Place the two 7 way single row headers into one of the 14-way DIL sockets and then solder the headers to the PC board to create a "riser". Then at the other end of the board solder in the other 14-way DIL socket from the other side of the board along with the jumper pins making sure that the jumper is in-line with pin 3 of the socket.
Finally, map the pins from the "riser" part of the board to the second 14-way DIL socket like for like with the exception of pin 3 which needs to be mapped from the riser to the jumper and then from the jumper to pin 3 of the 14-way DIL socket.
The Archimedes must be stripped down and the motherboard extracted from the case. Once extracted, the chip fitted to IC9 must be de-soldered and a socket put in its place as pictured below.
The motherboard can then be re-fitted to the Archimedes and the machine re-assembled at which point, the daughter board can be pushed into the newly fitted socket in IC9 and the SN7438 can be fitted to the new socket on the daughter board. Set the jumper to closed for use with 15KHz SCART RGB monitors that may use SYNC on Green and open for VGA monitors that use separate HSYNC and VSYNC.
Once the jumpers are all set (LK1, LK2 and the new daughter board jumper) you can power on and test your modifications.
Here's the final shot showing the board fitted with the riser which is high enough to clear the motherboard jumpers but low enough to allow podules to be fitted above it.
The image below is a resized screenshot of the Archimedes desktop using a VGA resolution of 640x480x4bpp.
Since creating this fix for the SYNC on Green issue, I discovered that many modern (S)VGA monitors cannot sync down low enough to handle the refresh rates that a standard Archimedes can deliver and it turns out that my IIyama ProLite E430S monitor is one of those monitors that can display the modes without further modification.
The solution to this extra problem of modern monitors not syncing down to the Archimedes refresh rates can be addressed by use of a VIDC Enhancer upgrade that increases the refresh rates that the Archimedes outputs by running the Archimedes' VIDC chip at higher clock rates.
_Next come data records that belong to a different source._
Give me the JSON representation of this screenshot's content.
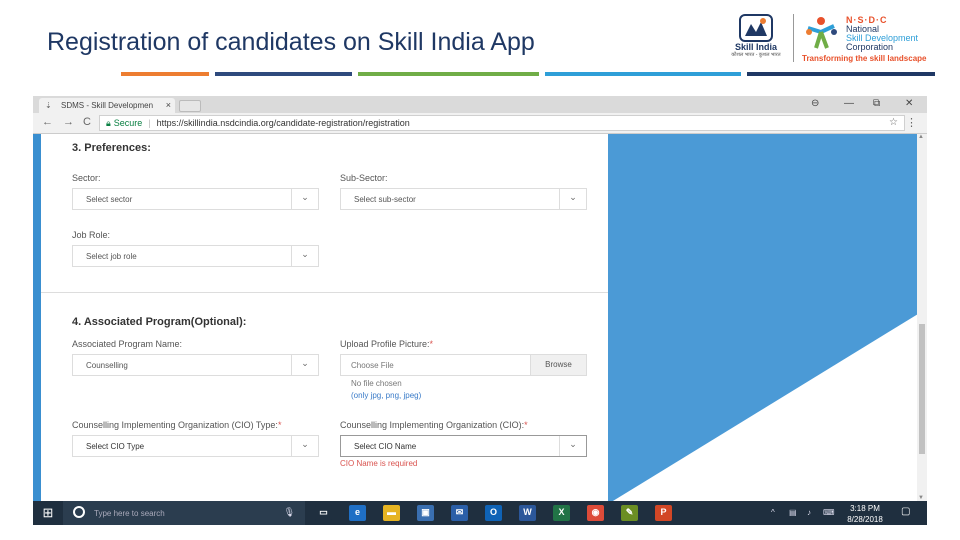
{
  "slide": {
    "title": "Registration of candidates on Skill India App",
    "accent_bars": [
      "#ed7d31",
      "#2e4a7d",
      "#70ad47",
      "#2e9fd8",
      "#1f3864"
    ],
    "logo_skill_india": {
      "name": "Skill India",
      "tagline": "कौशल भारत - कुशल भारत"
    },
    "logo_nsdc": {
      "acronym": "N·S·D·C",
      "line1": "National",
      "line2": "Skill Development",
      "line3": "Corporation",
      "tagline": "Transforming the skill landscape"
    }
  },
  "browser": {
    "tab_title": "SDMS - Skill Developmen",
    "tab_close": "×",
    "window_controls": {
      "account": "⊖",
      "minimize": "—",
      "restore": "⧉",
      "close": "✕"
    },
    "nav": {
      "back": "←",
      "forward": "→",
      "reload": "C"
    },
    "security_label": "Secure",
    "url": "https://skillindia.nsdcindia.org/candidate-registration/registration",
    "star": "☆",
    "menu": "⋮"
  },
  "form": {
    "preferences": {
      "heading": "3. Preferences:",
      "sector_label": "Sector:",
      "sector_value": "Select sector",
      "subsector_label": "Sub-Sector:",
      "subsector_value": "Select sub-sector",
      "jobrole_label": "Job Role:",
      "jobrole_value": "Select job role"
    },
    "associated": {
      "heading": "4. Associated Program(Optional):",
      "program_label": "Associated Program Name:",
      "program_value": "Counselling",
      "upload_label": "Upload Profile Picture:",
      "upload_required": "*",
      "choose_file": "Choose File",
      "browse": "Browse",
      "no_file": "No file chosen",
      "allowed": "(only jpg, png, jpeg)",
      "cio_type_label": "Counselling Implementing Organization (CIO) Type:",
      "cio_type_required": "*",
      "cio_type_value": "Select CIO Type",
      "cio_name_label": "Counselling Implementing Organization (CIO):",
      "cio_name_required": "*",
      "cio_name_value": "Select CIO Name",
      "cio_name_error": "CIO Name is required"
    }
  },
  "taskbar": {
    "search_placeholder": "Type here to search",
    "apps": [
      {
        "name": "task-view",
        "glyph": "▭",
        "color": "#1f2f3f"
      },
      {
        "name": "edge",
        "glyph": "e",
        "color": "#1f6fc5"
      },
      {
        "name": "file-explorer",
        "glyph": "▬",
        "color": "#e6b422"
      },
      {
        "name": "store",
        "glyph": "▣",
        "color": "#3a6fb0"
      },
      {
        "name": "mail",
        "glyph": "✉",
        "color": "#2b5fa8"
      },
      {
        "name": "outlook",
        "glyph": "O",
        "color": "#0f63b6"
      },
      {
        "name": "word",
        "glyph": "W",
        "color": "#2b579a"
      },
      {
        "name": "excel",
        "glyph": "X",
        "color": "#217346"
      },
      {
        "name": "chrome",
        "glyph": "◉",
        "color": "#dd4b39"
      },
      {
        "name": "paint",
        "glyph": "✎",
        "color": "#6b8e23"
      },
      {
        "name": "powerpoint",
        "glyph": "P",
        "color": "#d24726"
      }
    ],
    "time": "3:18 PM",
    "date": "8/28/2018"
  }
}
VIDC Enhancers are increasingly hard to come by and I've only seen a couple available to buy on ebay and other sources in the last couple of years. Because of this lack of availability, I created a full VIDC Enhancer board that incorporates the Sync on Green fix as described above and allows the Archimedes to drive SVGA screen resolution of 800x600 at the a higher refresh rate which is needed for more recent monitors. During my research for the VIDC Enhancer, I came across the fact that the Archimedes A540 and R260 motherboards solved the Sync on Green issue by introducing a jumper into the schematic which performs the exact function that my solution provides as well as the increased clock speeds that a VIDC Enhancer gives to older Archimedes computers.
After learning quite a bit about VIDC Enhancers from my first design, in early 2013 I re-designed the VIDC Enhancer completely to provide all the functionality of a Dual VIDC Enhancer and more in a single PCB that was only slightly larger than my original VIDC Enhancer design. I've called this new VIDC Enhancer the "Ultra VIDC Enhancer" as it provides the equivalent of A5000 screen mode performance whilst also providing the ability to over-clock the VIDC chip if so desired thereby providing screen modes and refresh rates that can out perform the A5000.